Task to carry out — From the data below, return all lines holding the string "JSON".

[Data records for software interfaces]

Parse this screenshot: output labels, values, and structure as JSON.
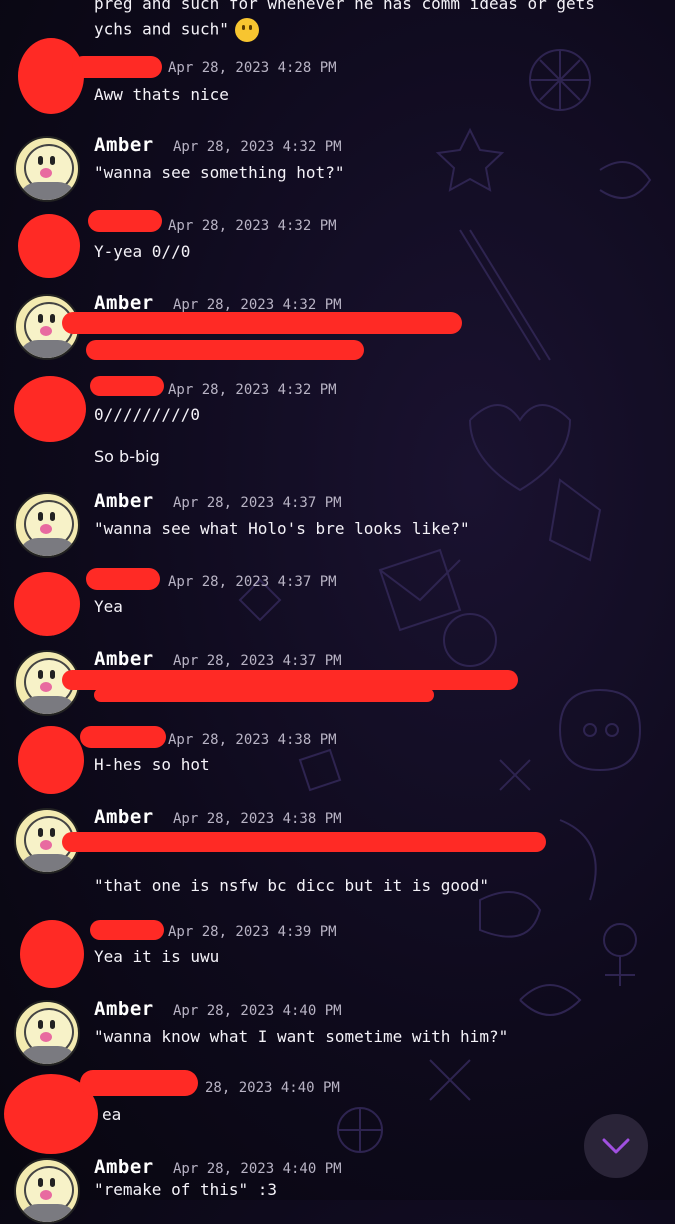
{
  "top_message": {
    "line1": "preg and such for whenever he has comm ideas or gets",
    "line2": "ychs and such\""
  },
  "messages": [
    {
      "sender": "",
      "time": "Apr 28, 2023 4:28 PM",
      "lines": [
        "Aww thats nice"
      ]
    },
    {
      "sender": "Amber",
      "time": "Apr 28, 2023 4:32 PM",
      "lines": [
        "\"wanna see something hot?\""
      ]
    },
    {
      "sender": "",
      "time": "Apr 28, 2023 4:32 PM",
      "lines": [
        "Y-yea 0//0"
      ]
    },
    {
      "sender": "Amber",
      "time": "Apr 28, 2023 4:32 PM",
      "lines": []
    },
    {
      "sender": "",
      "time": "Apr 28, 2023 4:32 PM",
      "lines": [
        "0/////////0",
        "So b-big"
      ]
    },
    {
      "sender": "Amber",
      "time": "Apr 28, 2023 4:37 PM",
      "lines": [
        "\"wanna see what Holo's bre looks like?\""
      ]
    },
    {
      "sender": "",
      "time": "Apr 28, 2023 4:37 PM",
      "lines": [
        "Yea"
      ]
    },
    {
      "sender": "Amber",
      "time": "Apr 28, 2023 4:37 PM",
      "lines": []
    },
    {
      "sender": "",
      "time": "Apr 28, 2023 4:38 PM",
      "lines": [
        "H-hes so hot"
      ]
    },
    {
      "sender": "Amber",
      "time": "Apr 28, 2023 4:38 PM",
      "lines": [
        "\"that one is nsfw bc dicc but it is good\""
      ]
    },
    {
      "sender": "",
      "time": "Apr 28, 2023 4:39 PM",
      "lines": [
        "Yea it is uwu"
      ]
    },
    {
      "sender": "Amber",
      "time": "Apr 28, 2023 4:40 PM",
      "lines": [
        "\"wanna know what I want sometime with him?\""
      ]
    },
    {
      "sender": "",
      "time": "28, 2023 4:40 PM",
      "lines": [
        "ea"
      ]
    },
    {
      "sender": "Amber",
      "time": "Apr 28, 2023 4:40 PM",
      "lines": [
        "\"remake of this\" :3"
      ]
    }
  ],
  "icons": {
    "scroll_down": "chevron-down-icon",
    "emoji": "slightly-smiling-face-icon"
  },
  "colors": {
    "background": "#0e0a1c",
    "redaction": "#ff2a25",
    "timestamp": "#b8b3c4",
    "scroll_button": "#2a2438",
    "chevron": "#a050e0"
  }
}
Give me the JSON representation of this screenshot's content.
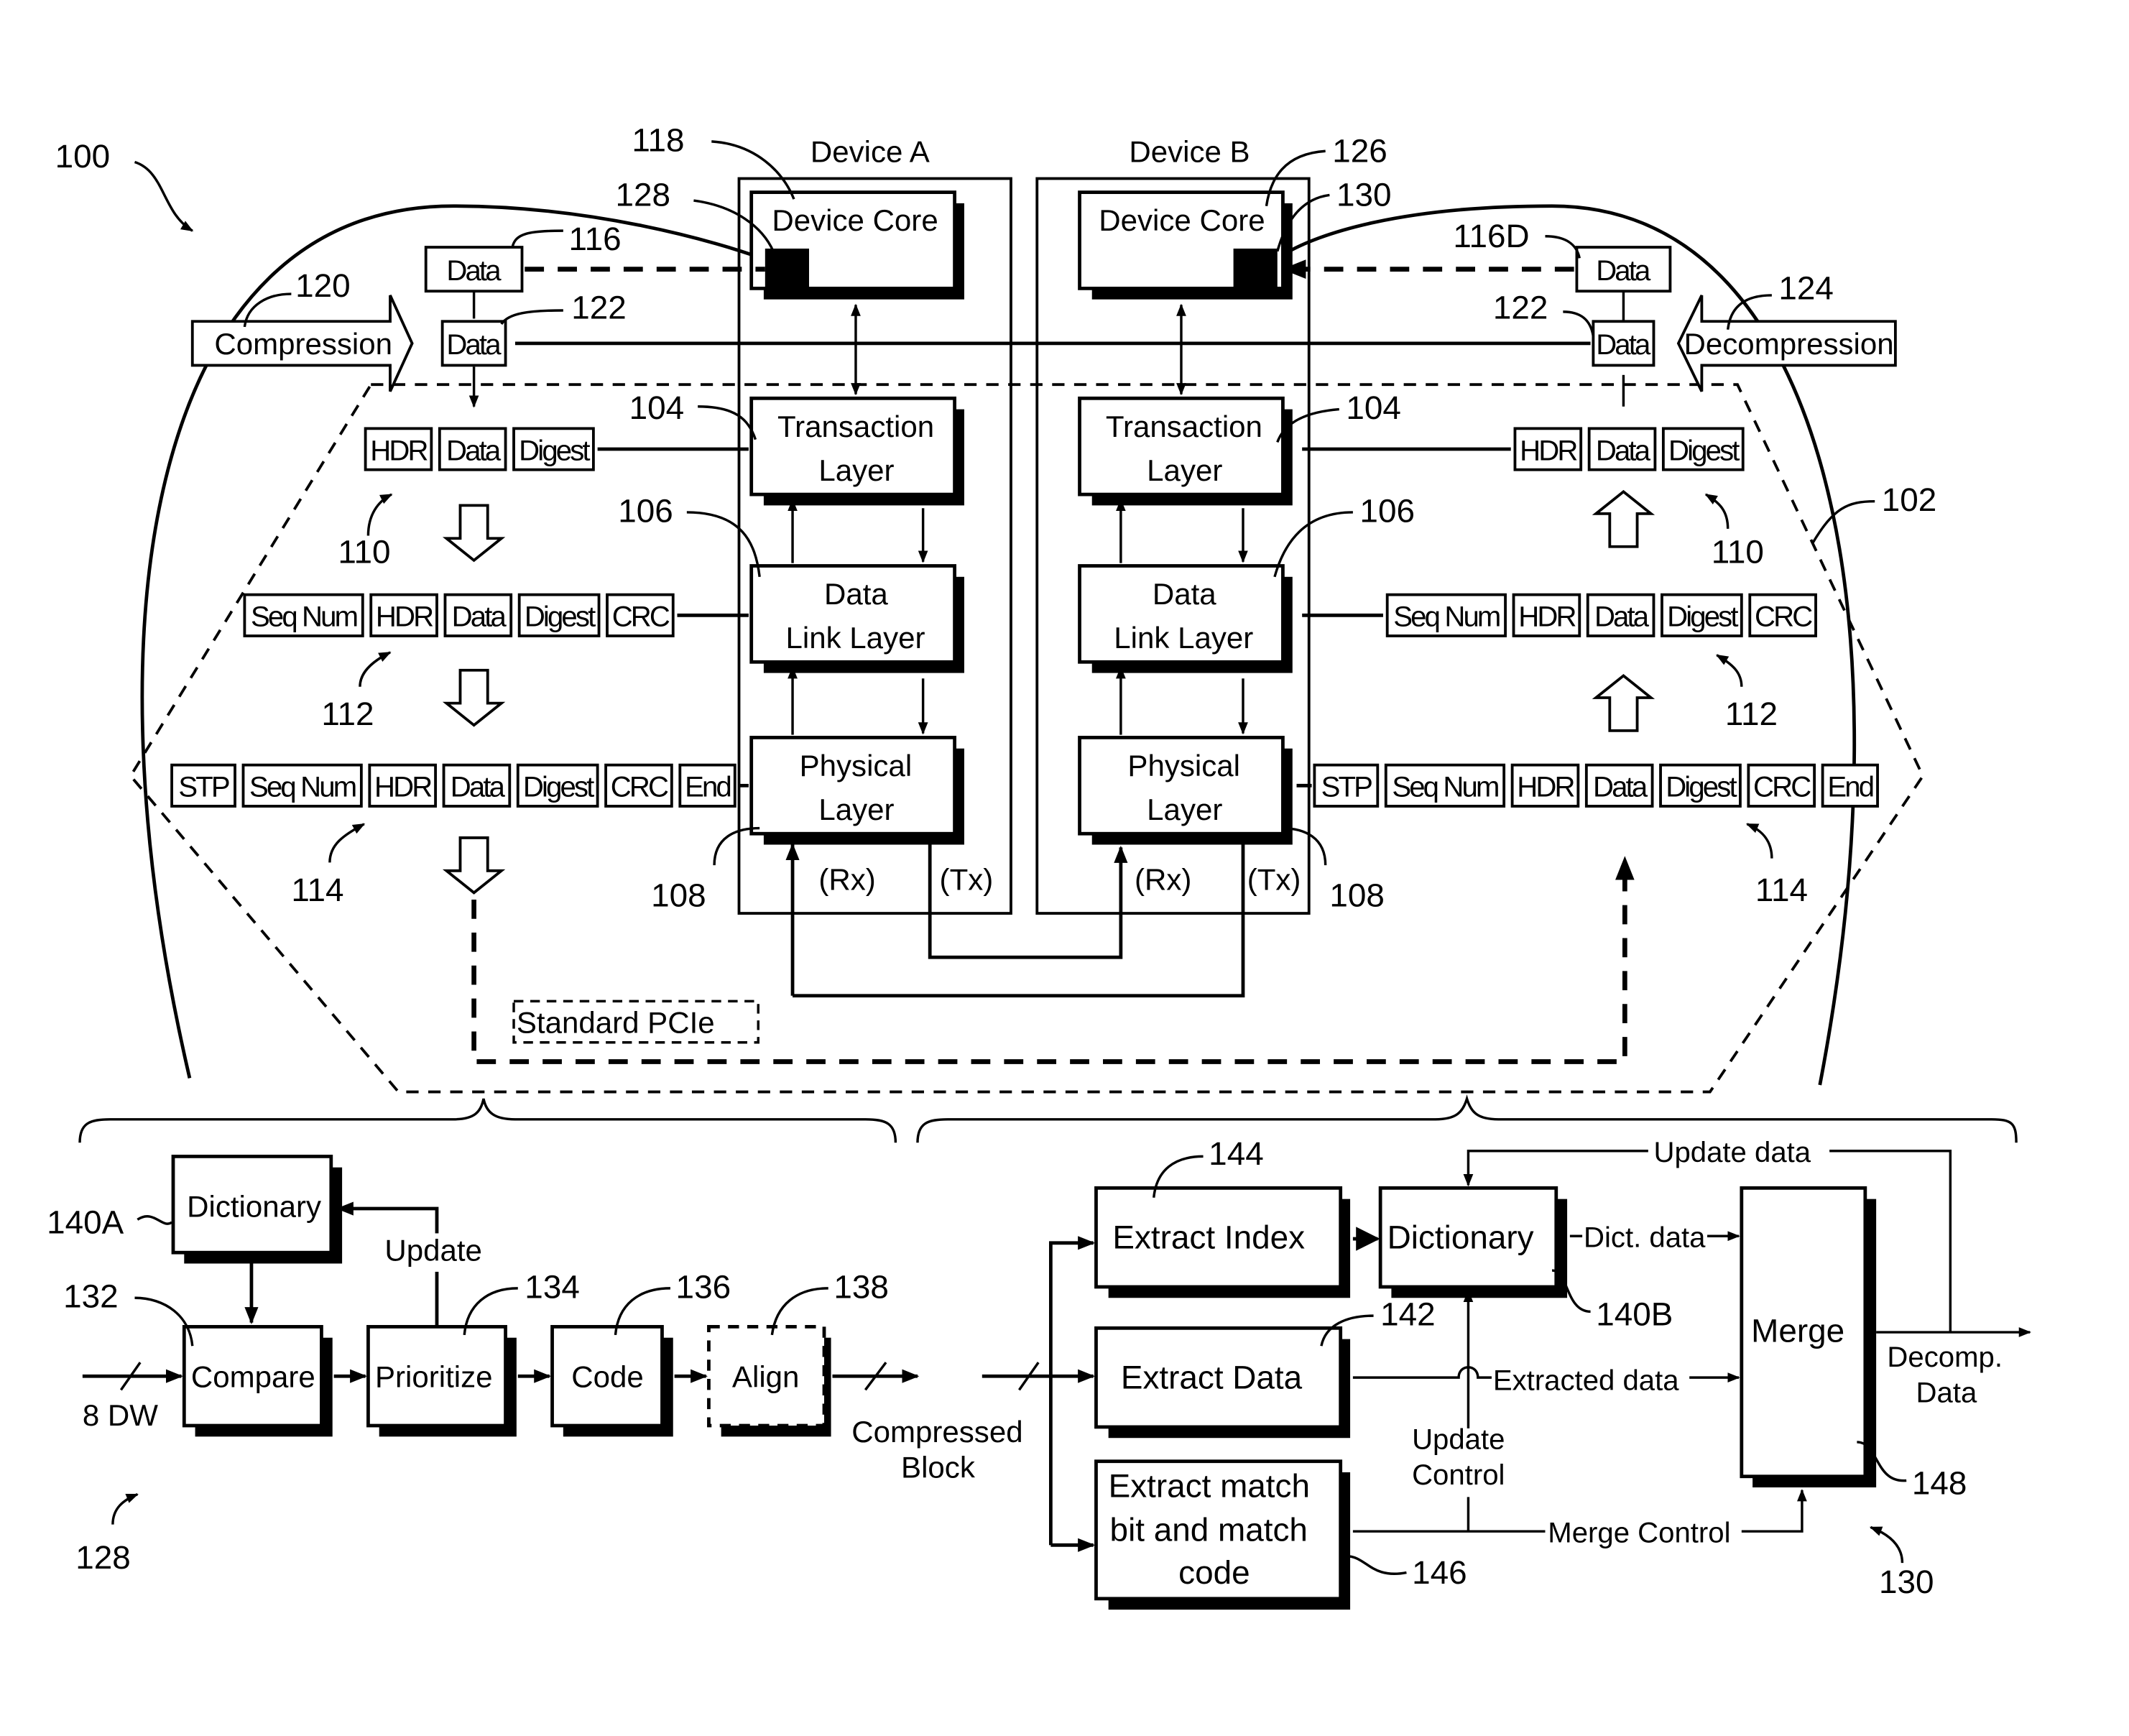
{
  "figure": {
    "ref_main": "100",
    "ref_pcie_region": "102",
    "devices": [
      {
        "title": "Device A",
        "core_label": "Device Core",
        "core_ref": "118",
        "compressor_ref": "128"
      },
      {
        "title": "Device B",
        "core_label": "Device Core",
        "core_ref": "126",
        "decompressor_ref": "130"
      }
    ],
    "layers": {
      "transaction": {
        "line1": "Transaction",
        "line2": "Layer",
        "ref": "104"
      },
      "data_link": {
        "line1": "Data",
        "line2": "Link Layer",
        "ref": "106"
      },
      "physical": {
        "line1": "Physical",
        "line2": "Layer",
        "ref": "108"
      },
      "rx": "(Rx)",
      "tx": "(Tx)"
    },
    "left_side": {
      "data_raw": {
        "label": "Data",
        "ref": "116"
      },
      "data_compressed": {
        "label": "Data",
        "ref": "122"
      },
      "arrow": {
        "label": "Compression",
        "ref": "120"
      }
    },
    "right_side": {
      "data_raw": {
        "label": "Data",
        "ref": "116D"
      },
      "data_compressed": {
        "label": "Data",
        "ref": "122"
      },
      "arrow": {
        "label": "Decompression",
        "ref": "124"
      }
    },
    "packets": {
      "tlp": {
        "fields": [
          "HDR",
          "Data",
          "Digest"
        ],
        "ref": "110"
      },
      "dllp": {
        "fields": [
          "Seq Num",
          "HDR",
          "Data",
          "Digest",
          "CRC"
        ],
        "ref": "112"
      },
      "phy": {
        "fields": [
          "STP",
          "Seq Num",
          "HDR",
          "Data",
          "Digest",
          "CRC",
          "End"
        ],
        "ref": "114"
      }
    },
    "standard_pcie_label": "Standard PCIe"
  },
  "compressor": {
    "ref": "128",
    "input_label": "8 DW",
    "dictionary": {
      "label": "Dictionary",
      "ref": "140A"
    },
    "update_label": "Update",
    "blocks": [
      {
        "label": "Compare",
        "ref": "132"
      },
      {
        "label": "Prioritize",
        "ref": "134"
      },
      {
        "label": "Code",
        "ref": "136"
      },
      {
        "label": "Align",
        "ref": "138",
        "optional": true
      }
    ],
    "output_label_line1": "Compressed",
    "output_label_line2": "Block"
  },
  "decompressor": {
    "ref": "130",
    "extract_index": {
      "label": "Extract Index",
      "ref": "144"
    },
    "extract_data": {
      "label": "Extract Data",
      "ref": "142"
    },
    "extract_match": {
      "line1": "Extract match",
      "line2": "bit and match",
      "line3": "code",
      "ref": "146"
    },
    "dictionary": {
      "label": "Dictionary",
      "ref": "140B"
    },
    "merge": {
      "label": "Merge",
      "ref": "148"
    },
    "signals": {
      "update_data": "Update data",
      "dict_data": "Dict. data",
      "extracted_data": "Extracted data",
      "update_control_line1": "Update",
      "update_control_line2": "Control",
      "merge_control": "Merge Control",
      "output_line1": "Decomp.",
      "output_line2": "Data"
    }
  }
}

Solution below —
Parse this screenshot: output labels, values, and structure as JSON.
Give me the JSON representation of this screenshot's content.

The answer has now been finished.